:: SUPPLIED MATERIAL ::

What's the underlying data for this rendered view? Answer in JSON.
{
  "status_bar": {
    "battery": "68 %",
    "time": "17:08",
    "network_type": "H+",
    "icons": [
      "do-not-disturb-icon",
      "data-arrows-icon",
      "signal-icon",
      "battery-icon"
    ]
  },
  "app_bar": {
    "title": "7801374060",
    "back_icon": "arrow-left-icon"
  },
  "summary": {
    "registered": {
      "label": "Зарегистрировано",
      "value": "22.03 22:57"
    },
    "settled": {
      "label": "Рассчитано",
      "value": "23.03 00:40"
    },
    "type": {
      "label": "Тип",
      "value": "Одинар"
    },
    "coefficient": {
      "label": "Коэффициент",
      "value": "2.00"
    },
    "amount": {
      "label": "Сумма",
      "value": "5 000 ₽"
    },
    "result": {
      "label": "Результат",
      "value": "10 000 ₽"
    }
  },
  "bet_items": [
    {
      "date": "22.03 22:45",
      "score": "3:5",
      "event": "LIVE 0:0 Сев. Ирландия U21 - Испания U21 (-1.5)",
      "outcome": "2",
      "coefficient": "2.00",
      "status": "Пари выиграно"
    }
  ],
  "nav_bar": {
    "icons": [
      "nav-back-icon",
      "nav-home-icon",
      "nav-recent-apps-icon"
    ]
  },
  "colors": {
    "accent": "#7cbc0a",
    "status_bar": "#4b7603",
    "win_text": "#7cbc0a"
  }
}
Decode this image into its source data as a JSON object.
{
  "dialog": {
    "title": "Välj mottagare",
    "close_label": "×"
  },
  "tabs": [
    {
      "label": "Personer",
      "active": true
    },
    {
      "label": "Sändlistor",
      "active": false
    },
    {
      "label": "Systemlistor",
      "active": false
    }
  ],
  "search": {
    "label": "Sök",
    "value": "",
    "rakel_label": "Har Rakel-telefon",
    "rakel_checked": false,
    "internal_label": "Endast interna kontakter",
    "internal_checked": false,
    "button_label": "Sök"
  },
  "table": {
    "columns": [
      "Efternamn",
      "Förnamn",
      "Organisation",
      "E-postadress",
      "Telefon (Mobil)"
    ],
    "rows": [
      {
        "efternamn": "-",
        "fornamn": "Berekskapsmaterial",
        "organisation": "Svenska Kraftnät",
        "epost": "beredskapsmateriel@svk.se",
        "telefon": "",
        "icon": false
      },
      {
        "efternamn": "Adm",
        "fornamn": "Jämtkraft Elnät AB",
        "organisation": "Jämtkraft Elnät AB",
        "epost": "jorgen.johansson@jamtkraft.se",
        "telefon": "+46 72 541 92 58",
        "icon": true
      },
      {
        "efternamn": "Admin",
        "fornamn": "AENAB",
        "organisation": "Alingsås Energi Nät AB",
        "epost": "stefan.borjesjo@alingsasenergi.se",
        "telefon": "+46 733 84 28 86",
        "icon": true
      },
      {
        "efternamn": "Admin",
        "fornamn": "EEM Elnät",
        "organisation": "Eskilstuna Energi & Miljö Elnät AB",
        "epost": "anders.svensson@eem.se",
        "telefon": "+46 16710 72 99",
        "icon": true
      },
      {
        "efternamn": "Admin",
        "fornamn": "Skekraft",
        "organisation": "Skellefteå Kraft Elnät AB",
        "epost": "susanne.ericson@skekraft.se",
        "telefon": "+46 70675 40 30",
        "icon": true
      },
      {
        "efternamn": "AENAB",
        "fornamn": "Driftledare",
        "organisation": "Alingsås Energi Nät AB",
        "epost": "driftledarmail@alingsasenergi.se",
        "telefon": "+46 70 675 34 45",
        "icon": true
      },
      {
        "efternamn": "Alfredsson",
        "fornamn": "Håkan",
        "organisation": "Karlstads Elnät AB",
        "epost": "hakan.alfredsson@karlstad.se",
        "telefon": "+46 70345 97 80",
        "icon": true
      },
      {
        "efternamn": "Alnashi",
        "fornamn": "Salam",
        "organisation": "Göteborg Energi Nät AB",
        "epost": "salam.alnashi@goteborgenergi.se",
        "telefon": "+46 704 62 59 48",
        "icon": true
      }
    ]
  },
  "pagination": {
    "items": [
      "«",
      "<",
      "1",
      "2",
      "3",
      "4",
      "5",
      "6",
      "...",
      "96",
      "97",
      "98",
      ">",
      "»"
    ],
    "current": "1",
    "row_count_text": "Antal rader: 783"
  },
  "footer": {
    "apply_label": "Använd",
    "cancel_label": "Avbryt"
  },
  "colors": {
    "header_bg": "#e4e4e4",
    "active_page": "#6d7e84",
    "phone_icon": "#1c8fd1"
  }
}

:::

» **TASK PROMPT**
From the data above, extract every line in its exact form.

» **REPLY**
What's the underlying data for this rendered view? Answer in JSON.
{
  "status_bar": {
    "battery": "68 %",
    "time": "17:08",
    "network_type": "H+",
    "icons": [
      "do-not-disturb-icon",
      "data-arrows-icon",
      "signal-icon",
      "battery-icon"
    ]
  },
  "app_bar": {
    "title": "7801374060",
    "back_icon": "arrow-left-icon"
  },
  "summary": {
    "registered": {
      "label": "Зарегистрировано",
      "value": "22.03 22:57"
    },
    "settled": {
      "label": "Рассчитано",
      "value": "23.03 00:40"
    },
    "type": {
      "label": "Тип",
      "value": "Одинар"
    },
    "coefficient": {
      "label": "Коэффициент",
      "value": "2.00"
    },
    "amount": {
      "label": "Сумма",
      "value": "5 000 ₽"
    },
    "result": {
      "label": "Результат",
      "value": "10 000 ₽"
    }
  },
  "bet_items": [
    {
      "date": "22.03 22:45",
      "score": "3:5",
      "event": "LIVE 0:0 Сев. Ирландия U21 - Испания U21 (-1.5)",
      "outcome": "2",
      "coefficient": "2.00",
      "status": "Пари выиграно"
    }
  ],
  "nav_bar": {
    "icons": [
      "nav-back-icon",
      "nav-home-icon",
      "nav-recent-apps-icon"
    ]
  },
  "colors": {
    "accent": "#7cbc0a",
    "status_bar": "#4b7603",
    "win_text": "#7cbc0a"
  }
}
Decode this image into its source data as a JSON object.
{
  "dialog": {
    "title": "Välj mottagare",
    "close_label": "×"
  },
  "tabs": [
    {
      "label": "Personer",
      "active": true
    },
    {
      "label": "Sändlistor",
      "active": false
    },
    {
      "label": "Systemlistor",
      "active": false
    }
  ],
  "search": {
    "label": "Sök",
    "value": "",
    "rakel_label": "Har Rakel-telefon",
    "rakel_checked": false,
    "internal_label": "Endast interna kontakter",
    "internal_checked": false,
    "button_label": "Sök"
  },
  "table": {
    "columns": [
      "Efternamn",
      "Förnamn",
      "Organisation",
      "E-postadress",
      "Telefon (Mobil)"
    ],
    "rows": [
      {
        "efternamn": "-",
        "fornamn": "Berekskapsmaterial",
        "organisation": "Svenska Kraftnät",
        "epost": "beredskapsmateriel@svk.se",
        "telefon": "",
        "icon": false
      },
      {
        "efternamn": "Adm",
        "fornamn": "Jämtkraft Elnät AB",
        "organisation": "Jämtkraft Elnät AB",
        "epost": "jorgen.johansson@jamtkraft.se",
        "telefon": "+46 72 541 92 58",
        "icon": true
      },
      {
        "efternamn": "Admin",
        "fornamn": "AENAB",
        "organisation": "Alingsås Energi Nät AB",
        "epost": "stefan.borjesjo@alingsasenergi.se",
        "telefon": "+46 733 84 28 86",
        "icon": true
      },
      {
        "efternamn": "Admin",
        "fornamn": "EEM Elnät",
        "organisation": "Eskilstuna Energi & Miljö Elnät AB",
        "epost": "anders.svensson@eem.se",
        "telefon": "+46 16710 72 99",
        "icon": true
      },
      {
        "efternamn": "Admin",
        "fornamn": "Skekraft",
        "organisation": "Skellefteå Kraft Elnät AB",
        "epost": "susanne.ericson@skekraft.se",
        "telefon": "+46 70675 40 30",
        "icon": true
      },
      {
        "efternamn": "AENAB",
        "fornamn": "Driftledare",
        "organisation": "Alingsås Energi Nät AB",
        "epost": "driftledarmail@alingsasenergi.se",
        "telefon": "+46 70 675 34 45",
        "icon": true
      },
      {
        "efternamn": "Alfredsson",
        "fornamn": "Håkan",
        "organisation": "Karlstads Elnät AB",
        "epost": "hakan.alfredsson@karlstad.se",
        "telefon": "+46 70345 97 80",
        "icon": true
      },
      {
        "efternamn": "Alnashi",
        "fornamn": "Salam",
        "organisation": "Göteborg Energi Nät AB",
        "epost": "salam.alnashi@goteborgenergi.se",
        "telefon": "+46 704 62 59 48",
        "icon": true
      }
    ]
  },
  "pagination": {
    "items": [
      "«",
      "<",
      "1",
      "2",
      "3",
      "4",
      "5",
      "6",
      "...",
      "96",
      "97",
      "98",
      ">",
      "»"
    ],
    "current": "1",
    "row_count_text": "Antal rader: 783"
  },
  "footer": {
    "apply_label": "Använd",
    "cancel_label": "Avbryt"
  },
  "colors": {
    "header_bg": "#e4e4e4",
    "active_page": "#6d7e84",
    "phone_icon": "#1c8fd1"
  }
}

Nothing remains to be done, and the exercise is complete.